|International Classification||B65D47/36, B65D47/24|
|Cooperative Classification||B65D47/243, B65D47/36|
|European Classification||B65D47/24A2, B65D47/36|
|Mar 12, 2001||AS||Assignment|
Owner name: LOCTITE CORPORATION, CONNECTICUT
Free format text: ASSIGNMENT OF ASSIGNORS INTEREST;ASSIGNORS:PAGLIARO, JOSEPH B.;VAKIENER, BRIAN R.;REEL/FRAME:011744/0173;SIGNING DATES FROM 19991103 TO 19991105

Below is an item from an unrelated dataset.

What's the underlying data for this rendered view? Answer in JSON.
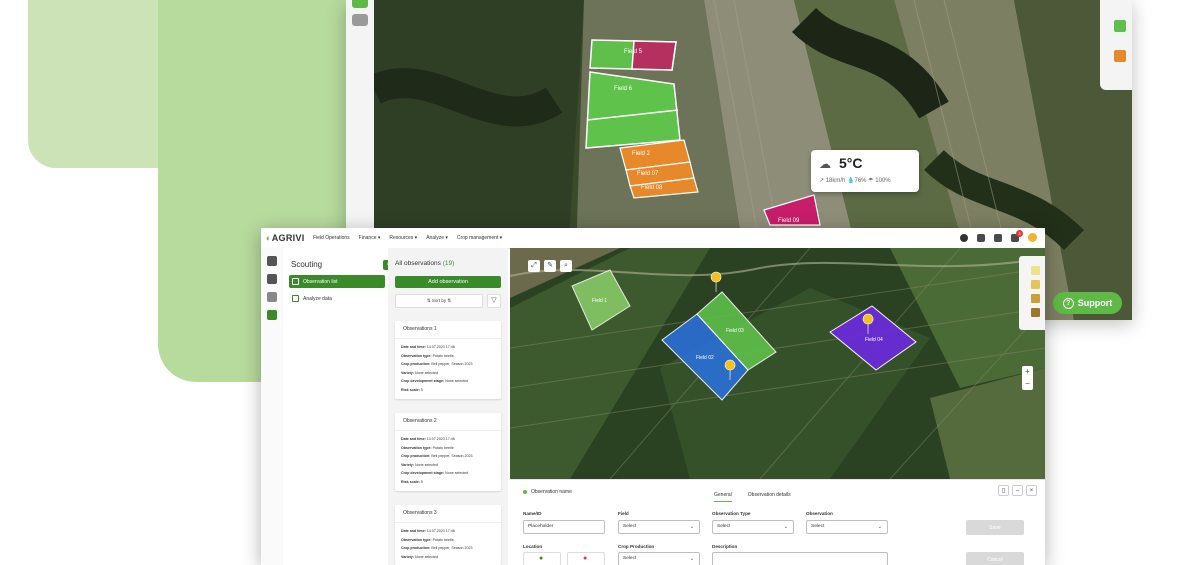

|Jul 28, 2003||AS||Assignment|
Owner name: HENKEL LOCTITE CORPORATION, CONNECTICUT
Free format text: CHANGE OF NAME;ASSIGNOR:LOCTITE CORPORATION;REEL/FRAME:014321/0357
Effective date: 20020514
|Sep 19, 2005||FPAY||Fee payment|
Year of fee payment: 4
|Aug 19, 2009||FPAY||Fee payment|
Year of fee payment: 8
|Aug 21, 2013||FPAY||Fee payment|
Year of fee payment: 12
|Feb 28, 2014||AS||Assignment|
Owner name: HENKEL CORPORATION, CONNECTICUT
Free format text: MERGER;ASSIGNOR:HENKEL LOCTITE CORPORATION;REEL/FRAME:032372/0423
Effective date: 20031215
|Nov 7, 2014||AS||Assignment|
Owner name: HENKEL US IP LLC, CONNECTICUT
Free format text: ASSIGNMENT OF ASSIGNORS INTEREST;ASSIGNOR:HENKEL CORPORATION;REEL/FRAME:034183/0611
Effective date: 20141106
|Feb 26, 2015||AS||Assignment|
Owner name: HENKEL IP & HOLDING GMBH, GERMANY
Free format text: ASSIGNMENT OF ASSIGNORS INTEREST;ASSIGNOR:HENKEL US IP LLC;REEL/FRAME:035100/0151
Effective date: 20150225